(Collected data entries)
◆ ◆ ◆

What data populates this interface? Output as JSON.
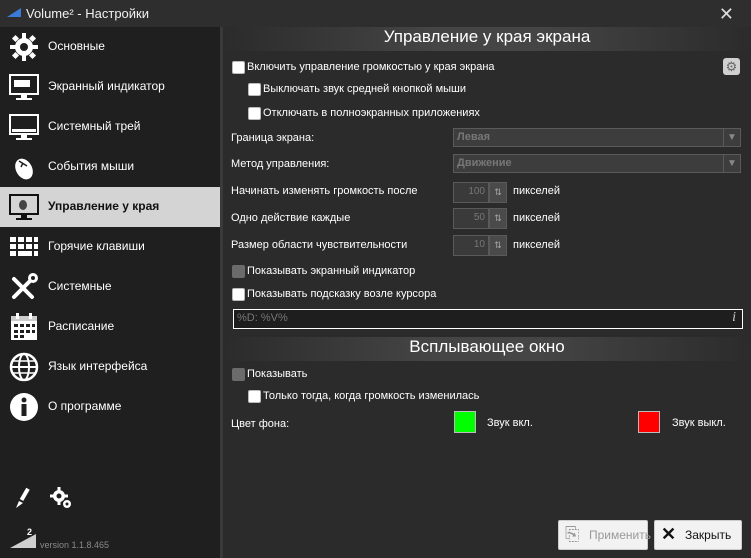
{
  "window": {
    "title": "Volume² - Настройки",
    "close_glyph": "✕"
  },
  "sidebar": {
    "items": [
      {
        "label": "Основные",
        "icon": "gear-icon"
      },
      {
        "label": "Экранный индикатор",
        "icon": "monitor-indicator-icon"
      },
      {
        "label": "Системный трей",
        "icon": "tray-icon"
      },
      {
        "label": "События мыши",
        "icon": "mouse-icon"
      },
      {
        "label": "Управление у края",
        "icon": "screen-edge-icon",
        "selected": true
      },
      {
        "label": "Горячие клавиши",
        "icon": "keyboard-icon"
      },
      {
        "label": "Системные",
        "icon": "tools-icon"
      },
      {
        "label": "Расписание",
        "icon": "calendar-icon"
      },
      {
        "label": "Язык интерфейса",
        "icon": "globe-icon"
      },
      {
        "label": "О программе",
        "icon": "info-icon"
      }
    ],
    "version": "version 1.1.8.465",
    "logo_sup": "2"
  },
  "edge": {
    "header": "Управление у края экрана",
    "enable_label": "Включить управление громкостью у края экрана",
    "mute_middle_label": "Выключать звук средней кнопкой мыши",
    "disable_fullscreen_label": "Отключать в полноэкранных приложениях",
    "border_label": "Граница экрана:",
    "border_value": "Левая",
    "method_label": "Метод управления:",
    "method_value": "Движение",
    "start_label": "Начинать изменять громкость после",
    "start_value": "100",
    "step_label": "Одно действие каждые",
    "step_value": "50",
    "area_label": "Размер области чувствительности",
    "area_value": "10",
    "unit": "пикселей",
    "show_osd_label": "Показывать экранный индикатор",
    "show_tip_label": "Показывать подсказку возле курсора",
    "tip_format": "%D: %V%"
  },
  "popup": {
    "header": "Всплывающее окно",
    "show_label": "Показывать",
    "only_changed_label": "Только тогда, когда громкость изменилась",
    "bg_label": "Цвет фона:",
    "sound_on_label": "Звук вкл.",
    "sound_off_label": "Звук выкл.",
    "color_on": "#00ff00",
    "color_off": "#ff0000"
  },
  "buttons": {
    "apply": "Применить",
    "close": "Закрыть"
  }
}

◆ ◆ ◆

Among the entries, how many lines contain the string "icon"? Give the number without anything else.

10